Gibraltar has tremendous potential to establish itself in the ILS space, particularly the growing European segment of the market which is expected to continue to develop and grow along with the increasing number of perils that have been modelled for capital market transactions. In a European environment ILS is expected to complement reinsurance with the development of Solvency II and with the total return from the cat bond market measured at 10.9% over 2013 (Swiss Re Global Cat Bond Performance Total Return Index) a continued interest is expected from institutional investors seeking returns largely uncorrelated to financial markets. Gibraltar’s position as being fully EU compliant is key. In 2009, the Committee of European Insurance and Occupational Pension Supervisors (CEIOPS, (which was subsequently superseded by EIOPA in 2010)) published the Insurance Linked Securities Report which outlines the importance of Solvency II for the ILS market. This report proposed that the new principles based Solvency II framework would be a major development for the ILS market and that Solvency II would recognise securitisation and derivatives as effective risk mitigation techniques.

While some jurisdictions are taking a view as to the legislative framework required to provide the legal infrastructure for ILS business, Gibraltar has its existing Insurance Companies (Special Purpose Vehicles) Regulations which were adopted in 2009, along with Protected Cell Company legislation enacted in 2001, which provide an ideal framework for ILS offerings. Gibraltar also has a vibrant existing insurance sector (with gross premium income in 2012 of £3.8bn).

The initiative to develop and diversify the insurance sector in Gibraltar has been driven conceptually by Gibraltar Finance, and in particular their insurance specialist Mike Ashton. What we have seen is a coming together of a Government initiative, supported by the Financial Services Commission (FSC) and by the industry locally, to put Gibraltar into a position that it is ready to do business. The Gibraltar ILS Guidelines, generated in large part by the FSC, have been constructed with the input of an international and expert working group to ensure that they work from both a practical and legal angle. From that perspective we can be confident that as well as being Solvency II compliant based on the most up to date EIOPA position, the Guidelines also meet with the approval of the international practitioners who offered their input throughout the process. Critically, both in terms of pricing but even more importantly in terms of timing and time to market, the Guidelines and the processes set out therein have already been met with approval of the industry.

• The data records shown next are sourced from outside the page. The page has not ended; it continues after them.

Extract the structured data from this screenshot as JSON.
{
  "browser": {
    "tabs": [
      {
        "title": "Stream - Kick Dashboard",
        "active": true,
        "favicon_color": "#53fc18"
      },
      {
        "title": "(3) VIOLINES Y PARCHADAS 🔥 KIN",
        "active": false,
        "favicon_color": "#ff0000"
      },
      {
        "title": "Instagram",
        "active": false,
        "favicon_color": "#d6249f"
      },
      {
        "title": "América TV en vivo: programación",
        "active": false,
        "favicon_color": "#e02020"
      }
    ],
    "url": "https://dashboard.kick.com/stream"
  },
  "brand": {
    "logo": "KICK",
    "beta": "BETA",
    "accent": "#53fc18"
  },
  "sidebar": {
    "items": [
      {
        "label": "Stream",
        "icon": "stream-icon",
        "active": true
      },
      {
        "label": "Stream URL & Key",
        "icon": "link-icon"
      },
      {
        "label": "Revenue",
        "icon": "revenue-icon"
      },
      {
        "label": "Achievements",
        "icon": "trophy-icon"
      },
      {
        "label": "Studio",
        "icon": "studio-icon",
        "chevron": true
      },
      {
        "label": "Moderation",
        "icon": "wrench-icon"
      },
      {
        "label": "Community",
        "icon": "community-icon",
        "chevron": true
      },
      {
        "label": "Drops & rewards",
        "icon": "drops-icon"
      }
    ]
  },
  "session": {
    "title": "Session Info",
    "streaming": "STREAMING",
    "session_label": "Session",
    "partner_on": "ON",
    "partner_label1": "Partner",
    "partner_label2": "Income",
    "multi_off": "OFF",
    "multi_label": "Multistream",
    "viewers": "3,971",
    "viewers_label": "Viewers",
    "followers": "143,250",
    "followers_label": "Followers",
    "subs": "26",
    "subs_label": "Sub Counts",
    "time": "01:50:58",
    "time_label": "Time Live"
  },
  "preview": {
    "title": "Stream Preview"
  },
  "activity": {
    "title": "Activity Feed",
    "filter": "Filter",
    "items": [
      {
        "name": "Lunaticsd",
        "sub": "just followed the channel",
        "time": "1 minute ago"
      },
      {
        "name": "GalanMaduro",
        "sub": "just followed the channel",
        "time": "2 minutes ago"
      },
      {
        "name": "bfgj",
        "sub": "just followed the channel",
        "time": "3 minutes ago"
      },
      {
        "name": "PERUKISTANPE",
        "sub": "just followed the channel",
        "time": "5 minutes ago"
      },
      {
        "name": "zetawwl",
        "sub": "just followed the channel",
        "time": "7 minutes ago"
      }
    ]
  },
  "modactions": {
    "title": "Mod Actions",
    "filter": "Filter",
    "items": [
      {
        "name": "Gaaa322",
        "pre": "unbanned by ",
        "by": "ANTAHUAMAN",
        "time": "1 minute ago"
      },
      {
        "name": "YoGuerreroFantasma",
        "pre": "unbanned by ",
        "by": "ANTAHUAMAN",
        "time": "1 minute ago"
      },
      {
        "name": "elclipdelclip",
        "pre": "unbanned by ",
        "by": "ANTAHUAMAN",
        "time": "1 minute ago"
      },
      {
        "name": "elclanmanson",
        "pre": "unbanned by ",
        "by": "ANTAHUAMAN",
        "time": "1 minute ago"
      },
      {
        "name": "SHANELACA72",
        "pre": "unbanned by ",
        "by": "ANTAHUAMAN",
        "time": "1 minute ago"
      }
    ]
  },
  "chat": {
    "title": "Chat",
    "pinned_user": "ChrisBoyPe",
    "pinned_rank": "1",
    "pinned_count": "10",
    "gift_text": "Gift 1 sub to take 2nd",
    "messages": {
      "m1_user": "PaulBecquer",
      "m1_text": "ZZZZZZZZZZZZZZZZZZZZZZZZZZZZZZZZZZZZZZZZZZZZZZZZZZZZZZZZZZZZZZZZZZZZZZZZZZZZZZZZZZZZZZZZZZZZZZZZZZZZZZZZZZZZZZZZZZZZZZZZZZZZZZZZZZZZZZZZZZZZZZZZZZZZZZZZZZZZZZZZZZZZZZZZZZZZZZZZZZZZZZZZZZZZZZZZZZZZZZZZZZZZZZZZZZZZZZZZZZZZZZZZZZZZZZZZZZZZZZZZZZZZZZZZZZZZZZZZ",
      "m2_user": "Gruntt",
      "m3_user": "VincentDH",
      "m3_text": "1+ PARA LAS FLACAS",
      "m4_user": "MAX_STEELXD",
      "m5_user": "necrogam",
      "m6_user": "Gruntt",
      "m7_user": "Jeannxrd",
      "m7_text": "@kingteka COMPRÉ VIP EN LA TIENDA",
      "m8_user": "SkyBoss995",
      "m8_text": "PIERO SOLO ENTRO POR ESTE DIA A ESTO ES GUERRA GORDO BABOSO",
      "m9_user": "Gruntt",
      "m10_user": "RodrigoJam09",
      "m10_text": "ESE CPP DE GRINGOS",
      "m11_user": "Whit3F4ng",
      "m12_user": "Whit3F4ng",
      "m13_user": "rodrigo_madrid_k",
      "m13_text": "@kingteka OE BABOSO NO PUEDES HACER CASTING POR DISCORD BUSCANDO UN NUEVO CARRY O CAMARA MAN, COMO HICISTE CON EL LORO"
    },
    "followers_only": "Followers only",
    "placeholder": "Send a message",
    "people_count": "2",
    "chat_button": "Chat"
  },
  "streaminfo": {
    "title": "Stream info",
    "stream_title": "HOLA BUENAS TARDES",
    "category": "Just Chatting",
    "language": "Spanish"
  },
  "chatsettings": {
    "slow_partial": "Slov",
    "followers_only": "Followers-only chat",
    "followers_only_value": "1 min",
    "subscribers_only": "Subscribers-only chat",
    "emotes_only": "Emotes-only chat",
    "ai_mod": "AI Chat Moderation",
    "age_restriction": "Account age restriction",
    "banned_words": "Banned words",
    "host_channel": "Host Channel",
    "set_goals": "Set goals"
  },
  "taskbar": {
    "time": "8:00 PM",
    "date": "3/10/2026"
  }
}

Initial momentum

ISOLAS is delighted to act for the Horseshoe Group- one of the largest ILS managers – in its Insurance Manager’s application in Gibraltar. Andre Perez, CEO of Horseshoe sees a good percentage of growth in the sector coming from Europe and is ‘quite bullish about Gibraltar’s potential for ILS.’

This is positive news and we expect this to send a strong message to the sector. There will be other Insurance Managers looking at developing operations in Gibraltar, and there are also managers already in Gibraltar with ILS business currently existing outside of Gibraltar that we would hope to develop locally. I am confident that Gibraltar will have a good choice of service providers to support the ILS sector as it develops, and the future looks very positive.